Here the story, taken from ghanaonline.com. Looks as if only the U.K. operation is affected (not sure if they operate as a separate legal entity there):
"Information reaching Chronicle’s monitoring desk from UK says the offices of Ghana Airways (Ghanair) in Heathrow, London, and one of the airline’s DC-10 aircraft has been seized in faraway London. The seizure of the aircraft and the property was the result of a court action initiated by A.J. Walters Aviation and granted by a London court. A.J. Walters Aviation, a company which deals in aircraft parts, had filed a writ in court seeking order to attach Ghanair’s property in London to defray a $4.7 million debt owed it.
Chronicle’s sources at Viscount House Partridge Green, at West Sussex offices of A.J. Walters in London, admitted that the spare parts company had indeed seized the properties of the airline to defray its debt. The source said the action was the last resort instituted by Walters wasted no time in carrying out the order and they grounded one of the DC-10 aircraft, which had been flown out on Monday while the offices at Heathrow are also attached, making it impossible for Ghanair to do business there.

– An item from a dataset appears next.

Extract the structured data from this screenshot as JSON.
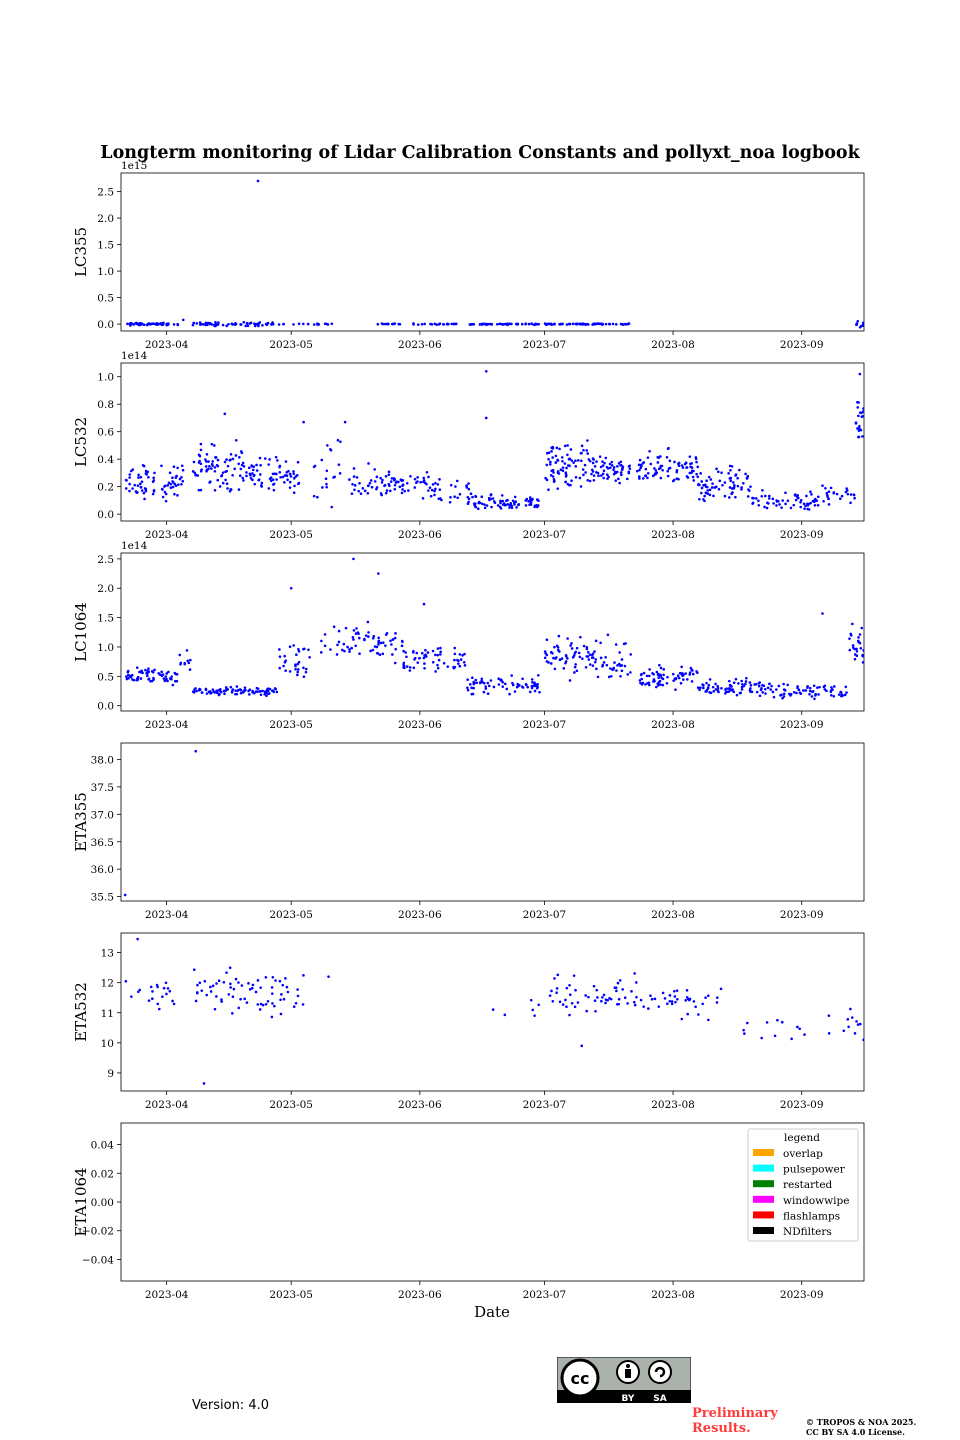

A.J. Walters is one of the companies which has a spare parts deal with Ghanair and the sources said the indebtedness of the airline to the tune of $4.7 million might have resulted from the spare parts deal. The genesis of the airline’s indebtedness was a result of a questionable spare parts agreement dubbed Power by the Hour signed by Ghanair with A.J. Walters Aviation on 18 February 2000. The agreement was to supply three of DC-9 rotable parts to the airline.
In the course of the agreement, Mr Joe Browne, the then deputy head of engineering and now second in command in the Management Task Force of Ghanair and former CEO Mr Emmanuel Quartey Jnr., even sold all the rotable DC-9 parts to A.J. Walters. To date, monies accrued from the sale of the rotable parts cannot be traced. Quartey later told a section of workers that the monies accrued from the sale of the parts had been used to reconcile an outstanding account with A.J. Walters.
While this agreement was being signed, the then head of engineering, Mr H. Atta Badu, who should have weighed the viability of the deal as the head of engineering was kept in the dark. The sad aspect of this agreement was that even Ghanair continued to pay for a DC-9 aircraft, which was parked in Nipole in Italy. Also, another DC-9 aircraft which crashed in Guinea and did not enjoy the supply of a single spare part over a year was also billed as long as the agreement was still operational.
A.J. Walters continued to bill Ghanair, including the aircraft that was not airworthy and out of operation. For example, DC-9 aircraft with registration number 9G ADY which crashed in Conakry, Guinea, in 2000, was always billed at the end of every month due to the nature of the agreement signed by Quartey and Browne with the support of Mr B.A. Donkor, the head of the legal department of Ghanair.
Another aspect of the agreement is that whenever Ghanair fails to pay at the end of the month, A.J. Walters surcharged it for late payment and this attracted 10 per cent per annum for 31 days which worked out to $26,985.81 a month and this has also led to the swelling of the debt to $4.7 million. The agreement was based on a minimum utilization of 192 hours per aircraft per month and this brought the number of hours by the three aircraft to 576 hours which is $335, and this means that Ghanair pays $195,000 for each of the aircraft a month. With this simple calculation, the figures swelled in no time.
Capt Kwakwa would not speak to the Chronicle when contacted on Wednesday to find out what management is doing to ensure the release of the aircraft and other serious issues bordering on the mismanagement of the company. But Chronicle sources at the Castle indicated that Ghanair officials have narrated the bad news to authorities concerned. The woes of Ghanair started with the appointment of Mr Emmanuel Quartey Jnr. Interestingly, Ghanair was always out to defend and even ran a number of advertisements through newspapers and international magazines painting a bright picture about the airline when the realities on the ground did not support this."